In 1998, when she left her home and everyone she loved and moved to California, the arts continued to be her solace and comfort. She got her bachelor's degree in theater arts before getting certified in journalism at UCLA. It was there she realized the need to create a media platform that highlighted the positive contributions of LatinX in the US.

"I know the power that storytelling and writing our own stories have and how creative writing can aid us in our own transformation."

In 2012, she started Alegría Magazine and it was a great success. Later, she refurbished a van into a mobile bookstore to celebrate Latin American and LatinX indie authors and poets, while also encouraging children's reading and writing in low-income communities across Southern California.

Keep Reading Show less

Everyone has heard stories of the strange and intense food cravings women get when pregnant.
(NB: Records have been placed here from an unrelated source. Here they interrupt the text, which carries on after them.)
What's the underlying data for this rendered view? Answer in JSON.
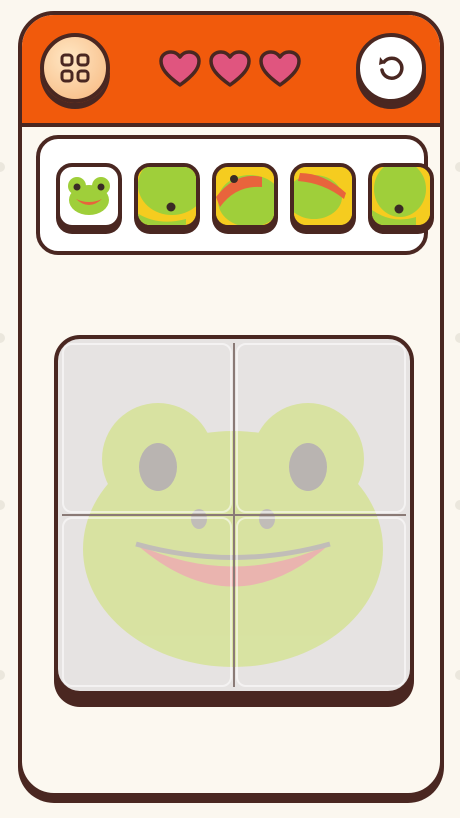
{
  "header": {
    "menu_icon": "grid-four-icon",
    "reset_icon": "restart-icon",
    "accent_color": "#f15a0c"
  },
  "lives": {
    "total": 3,
    "remaining": 3,
    "heart_color": "#e0557f"
  },
  "tray": {
    "reference_icon": "frog-face-icon",
    "pieces": [
      {
        "id": "piece-1",
        "quadrant": "bottom-left"
      },
      {
        "id": "piece-2",
        "quadrant": "top-left"
      },
      {
        "id": "piece-3",
        "quadrant": "top-right"
      },
      {
        "id": "piece-4",
        "quadrant": "bottom-right"
      }
    ]
  },
  "board": {
    "rows": 2,
    "cols": 2,
    "placed": 0,
    "hint_image": "frog-face"
  }
}
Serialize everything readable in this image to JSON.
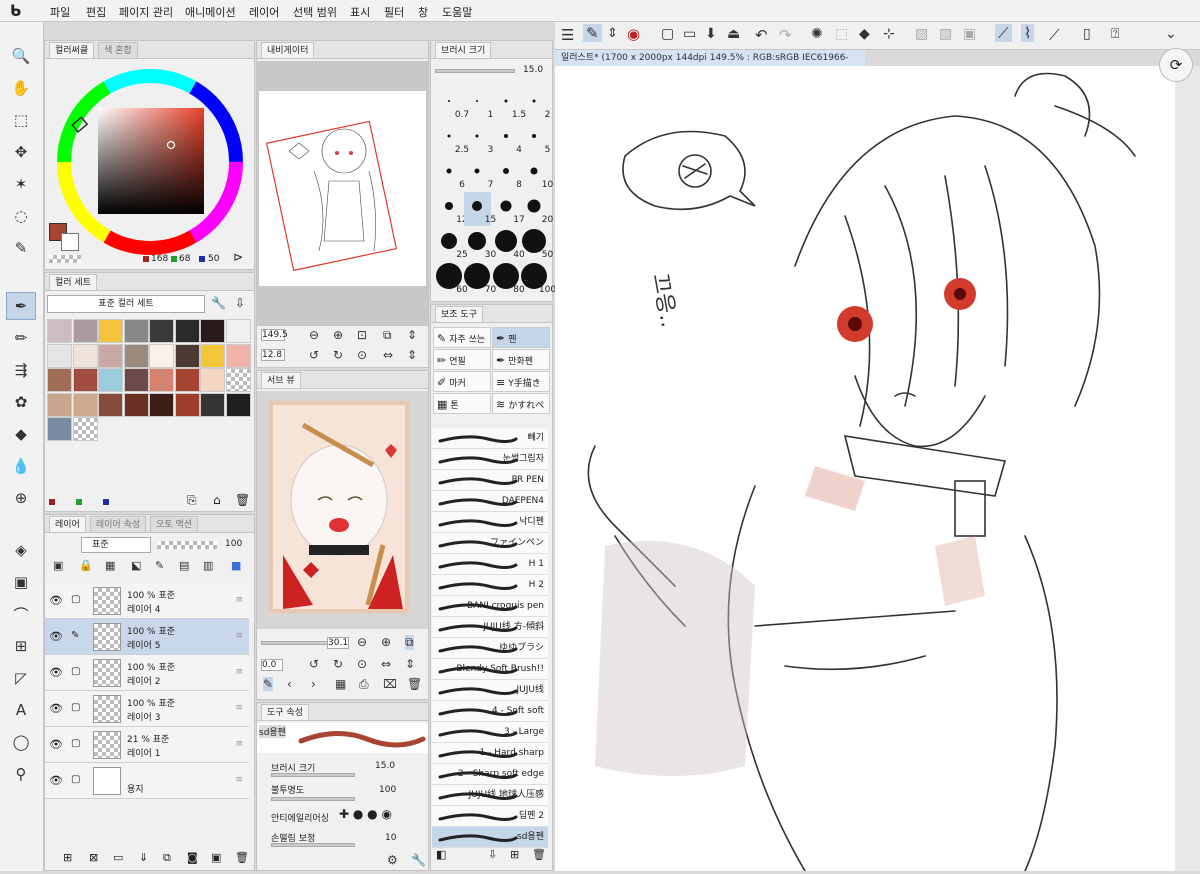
{
  "menu": [
    "파일",
    "편집",
    "페이지 관리",
    "애니메이션",
    "레이어",
    "선택 범위",
    "표시",
    "필터",
    "창",
    "도움말"
  ],
  "color_panel": {
    "tabs": [
      "컬러써클",
      "색 혼합"
    ],
    "r": "168",
    "g": "68",
    "b": "50",
    "main_color": "#a84432"
  },
  "color_set": {
    "tabs": [
      "컬러 세트"
    ],
    "set_name": "표준 컬러 세트",
    "swatches": [
      "#cdbcc4",
      "#a89aa0",
      "#f2c43d",
      "#888888",
      "#3a3a3a",
      "#2a2a2a",
      "#2b1a1a",
      "#f0f0f0",
      "#e5e5e5",
      "#efe3da",
      "#c9a9a3",
      "#9b8b7e",
      "#fbf1ea",
      "#4a3a32",
      "#f3c63c",
      "#f2b3aa",
      "#a06e58",
      "#a14c3e",
      "#9ccddf",
      "#6e4a4a",
      "#d5826f",
      "#a84432",
      "#f5d6c5",
      "checker",
      "#c9a58d",
      "#cdaa8d",
      "#864a3c",
      "#6b2f24",
      "#3b1e18",
      "#9d3d2b",
      "#333333",
      "#1e1e1e",
      "#7a8aa0",
      "checker"
    ]
  },
  "layers": {
    "tabs": [
      "레이어",
      "레이어 속성",
      "오토 액션"
    ],
    "blend": "표준",
    "opacity": "100",
    "items": [
      {
        "pct": "100 % 표준",
        "name": "레이어 4",
        "selected": false,
        "thumb": "checker"
      },
      {
        "pct": "100 % 표준",
        "name": "레이어 5",
        "selected": true,
        "thumb": "checker"
      },
      {
        "pct": "100 % 표준",
        "name": "레이어 2",
        "selected": false,
        "thumb": "checker"
      },
      {
        "pct": "100 % 표준",
        "name": "레이어 3",
        "selected": false,
        "thumb": "checker"
      },
      {
        "pct": "21 % 표준",
        "name": "레이어 1",
        "selected": false,
        "thumb": "checker"
      },
      {
        "pct": "",
        "name": "용지",
        "selected": false,
        "thumb": "white"
      }
    ]
  },
  "navigator": {
    "title": "내비게이터",
    "zoom": "149.5",
    "angle": "12.8"
  },
  "subview": {
    "title": "서브 뷰",
    "zoom": "30.1",
    "angle": "0.0"
  },
  "brush_size": {
    "title": "브러시 크기",
    "value": "15.0",
    "sizes": [
      {
        "v": "0.7",
        "d": 2
      },
      {
        "v": "1",
        "d": 2
      },
      {
        "v": "1.5",
        "d": 3
      },
      {
        "v": "2",
        "d": 3
      },
      {
        "v": "2.5",
        "d": 3
      },
      {
        "v": "3",
        "d": 3
      },
      {
        "v": "4",
        "d": 4
      },
      {
        "v": "5",
        "d": 4
      },
      {
        "v": "6",
        "d": 5
      },
      {
        "v": "7",
        "d": 5
      },
      {
        "v": "8",
        "d": 6
      },
      {
        "v": "10",
        "d": 7
      },
      {
        "v": "12",
        "d": 8
      },
      {
        "v": "15",
        "d": 10
      },
      {
        "v": "17",
        "d": 11
      },
      {
        "v": "20",
        "d": 13
      },
      {
        "v": "25",
        "d": 16
      },
      {
        "v": "30",
        "d": 18
      },
      {
        "v": "40",
        "d": 22
      },
      {
        "v": "50",
        "d": 24
      },
      {
        "v": "60",
        "d": 26
      },
      {
        "v": "70",
        "d": 26
      },
      {
        "v": "80",
        "d": 26
      },
      {
        "v": "100",
        "d": 26
      }
    ],
    "selected": "15"
  },
  "sub_tool": {
    "title": "보조 도구",
    "groups": [
      {
        "icon": "✎",
        "label": "자주 쓰는"
      },
      {
        "icon": "✒",
        "label": "펜"
      },
      {
        "icon": "✏",
        "label": "연필"
      },
      {
        "icon": "✒",
        "label": "만화펜"
      },
      {
        "icon": "✐",
        "label": "마커"
      },
      {
        "icon": "≡",
        "label": "Y手描き"
      },
      {
        "icon": "▦",
        "label": "톤"
      },
      {
        "icon": "≋",
        "label": "かすれぺ"
      }
    ],
    "brushes": [
      "빼기",
      "눈썹그림자",
      "PR PEN",
      "DAEPEN4",
      "낙디펜",
      "ファインペン",
      "H 1",
      "H 2",
      "BANI croquis pen",
      "JUJU线 方-傾斜",
      "ゆゆブラシ",
      "Blendy Soft Brush!!",
      "JUJU线",
      "4 - Soft soft",
      "3 - Large",
      "1 - Hard sharp",
      "2 - Sharp soft edge",
      "JUJU线 地球人压感",
      "딥펜 2",
      "sd용펜"
    ],
    "selected": "sd용펜"
  },
  "tool_property": {
    "title": "도구 속성",
    "brush_name": "sd용펜",
    "size_label": "브러시 크기",
    "size_value": "15.0",
    "opacity_label": "불투명도",
    "opacity_value": "100",
    "aa_label": "안티에일리어싱",
    "stab_label": "손떨림 보정",
    "stab_value": "10"
  },
  "document": {
    "title": "일러스트* (1700 x 2000px 144dpi 149.5% : RGB:sRGB IEC61966-2.1)"
  },
  "canvas_text": "끄응.."
}
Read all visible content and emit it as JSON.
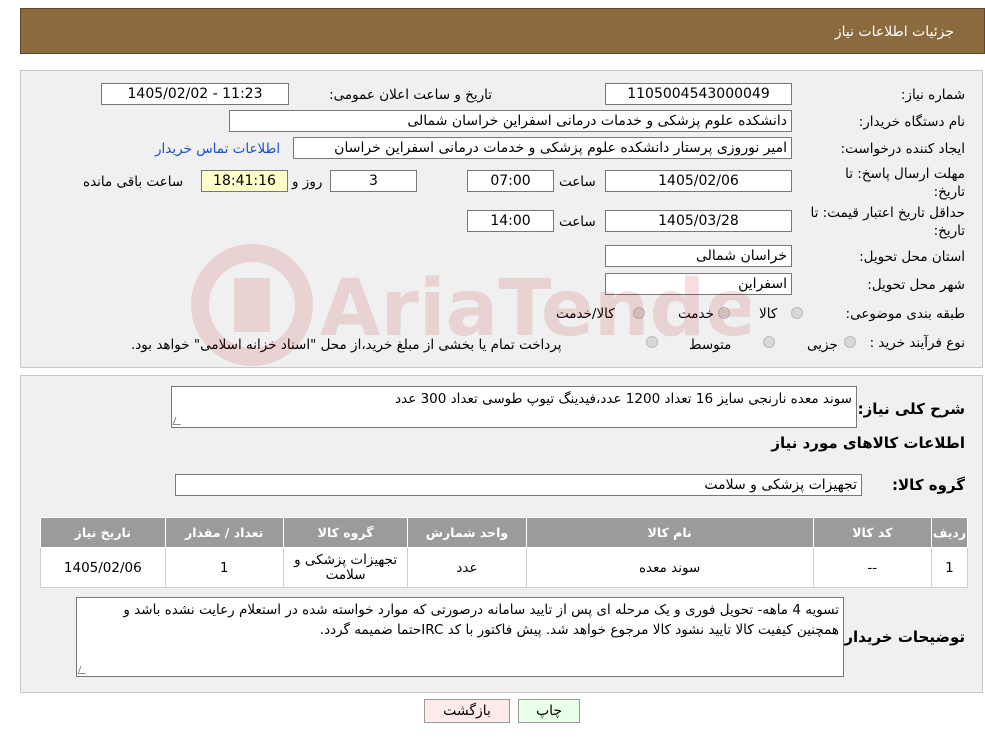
{
  "header": {
    "title": "جزئیات اطلاعات نیاز"
  },
  "fields": {
    "need_number_label": "شماره نیاز:",
    "need_number": "1105004543000049",
    "announce_label": "تاریخ و ساعت اعلان عمومی:",
    "announce_value": "1405/02/02 - 11:23",
    "buyer_org_label": "نام دستگاه خریدار:",
    "buyer_org": "دانشکده علوم پزشکی و خدمات درمانی اسفراین خراسان شمالی",
    "requester_label": "ایجاد کننده درخواست:",
    "requester": "امیر  نوروزی  پرستار  دانشکده علوم پزشکی و خدمات درمانی اسفراین خراسان",
    "contact_link": "اطلاعات تماس خریدار",
    "deadline_label": "مهلت ارسال پاسخ: تا تاریخ:",
    "deadline_date": "1405/02/06",
    "time_label": "ساعت",
    "deadline_time": "07:00",
    "days": "3",
    "days_label": "روز و",
    "remaining": "18:41:16",
    "remaining_label": "ساعت باقی مانده",
    "validity_label": "حداقل تاریخ اعتبار قیمت: تا تاریخ:",
    "validity_date": "1405/03/28",
    "validity_time": "14:00",
    "province_label": "استان محل تحویل:",
    "province": "خراسان شمالی",
    "city_label": "شهر محل تحویل:",
    "city": "اسفراین",
    "category_label": "طبقه بندی موضوعی:",
    "category_options": [
      "کالا",
      "خدمت",
      "کالا/خدمت"
    ],
    "process_label": "نوع فرآیند خرید :",
    "process_options": [
      "جزیی",
      "متوسط"
    ],
    "process_note": "پرداخت تمام یا بخشی از مبلغ خرید،از محل \"اسناد خزانه اسلامی\" خواهد بود."
  },
  "details": {
    "summary_label": "شرح کلی نیاز:",
    "summary": "سوند معده نارنجی سایز 16 تعداد 1200 عدد،فیدینگ تیوپ طوسی تعداد 300 عدد",
    "items_heading": "اطلاعات کالاهای مورد نیاز",
    "group_label": "گروه کالا:",
    "group_value": "تجهیزات پزشکی و سلامت",
    "table": {
      "headers": [
        "ردیف",
        "کد کالا",
        "نام کالا",
        "واحد شمارش",
        "گروه کالا",
        "تعداد / مقدار",
        "تاریخ نیاز"
      ],
      "rows": [
        [
          "1",
          "--",
          "سوند معده",
          "عدد",
          "تجهیزات پزشکی و سلامت",
          "1",
          "1405/02/06"
        ]
      ]
    },
    "buyer_notes_label": "توضیحات خریدار:",
    "buyer_notes": "تسویه 4 ماهه- تحویل فوری و یک مرحله ای پس از تایید سامانه درصورتی که موارد خواسته شده در استعلام رعایت نشده باشد و همچنین کیفیت کالا تایید نشود کالا مرجوع خواهد شد. پیش فاکتور با کد IRCحتما ضمیمه گردد."
  },
  "buttons": {
    "print": "چاپ",
    "back": "بازگشت"
  },
  "watermark_text": "AriaTender.neT",
  "colors": {
    "header_bg": "#8b6a3e",
    "table_header_bg": "#9b9b9b",
    "remaining_bg": "#ffffcc"
  }
}
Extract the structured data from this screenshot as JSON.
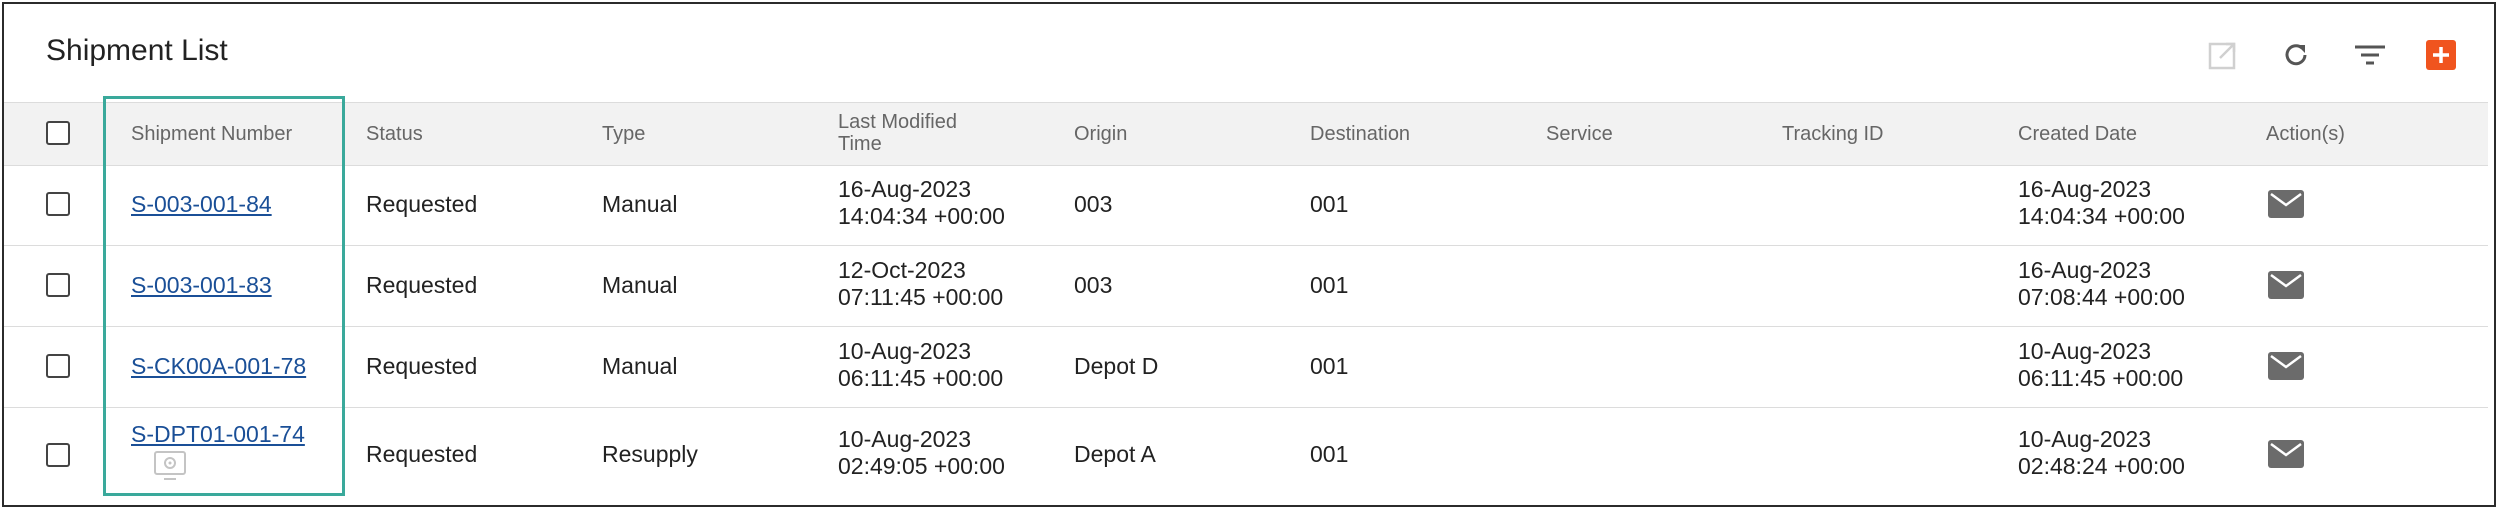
{
  "title": "Shipment List",
  "toolbar": {
    "icons": [
      "open-external-icon",
      "refresh-icon",
      "filter-icon",
      "add-icon"
    ]
  },
  "colors": {
    "accent": "#f0541e",
    "link": "#1a4f97",
    "highlight": "#3aa99b",
    "header_bg": "#f2f2f2"
  },
  "columns": [
    "Shipment Number",
    "Status",
    "Type",
    "Last Modified Time",
    "Origin",
    "Destination",
    "Service",
    "Tracking ID",
    "Created Date",
    "Action(s)"
  ],
  "rows": [
    {
      "shipment_number": "S-003-001-84",
      "status": "Requested",
      "type": "Manual",
      "last_modified_date": "16-Aug-2023",
      "last_modified_time": "14:04:34 +00:00",
      "origin": "003",
      "destination": "001",
      "service": "",
      "tracking_id": "",
      "created_date": "16-Aug-2023",
      "created_time": "14:04:34 +00:00"
    },
    {
      "shipment_number": "S-003-001-83",
      "status": "Requested",
      "type": "Manual",
      "last_modified_date": "12-Oct-2023",
      "last_modified_time": "07:11:45 +00:00",
      "origin": "003",
      "destination": "001",
      "service": "",
      "tracking_id": "",
      "created_date": "16-Aug-2023",
      "created_time": "07:08:44 +00:00"
    },
    {
      "shipment_number": "S-CK00A-001-78",
      "status": "Requested",
      "type": "Manual",
      "last_modified_date": "10-Aug-2023",
      "last_modified_time": "06:11:45 +00:00",
      "origin": "Depot D",
      "destination": "001",
      "service": "",
      "tracking_id": "",
      "created_date": "10-Aug-2023",
      "created_time": "06:11:45 +00:00"
    },
    {
      "shipment_number": "S-DPT01-001-74",
      "status": "Requested",
      "type": "Resupply",
      "last_modified_date": "10-Aug-2023",
      "last_modified_time": "02:49:05 +00:00",
      "origin": "Depot A",
      "destination": "001",
      "service": "",
      "tracking_id": "",
      "created_date": "10-Aug-2023",
      "created_time": "02:48:24 +00:00"
    }
  ]
}
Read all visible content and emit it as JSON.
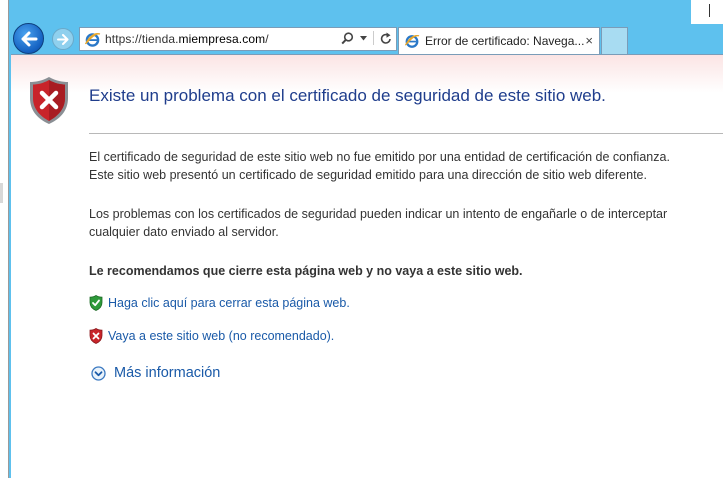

There's the pregnant woman who had to have dill pickles dipped in ice cream or the one who couldn't make it through the night without a bucket of a specific type of fried chicken.

Researchers have yet to lock down the exact reason why pregnant women have these seemingly unnatural cravings, but there are a few reasons that are often cited. Women who are pregnant experience heightened senses of smell and taste that can have a direct effect on their appetites.

Some researchers believe their bodies may be craving specific nutrients they need for a healthy pregnancy. Others have suggested that dietary requests at odd hours may be a way for a pregnant person to develop a supportive bond with their partner before the baby arrives.

Keep Reading Show less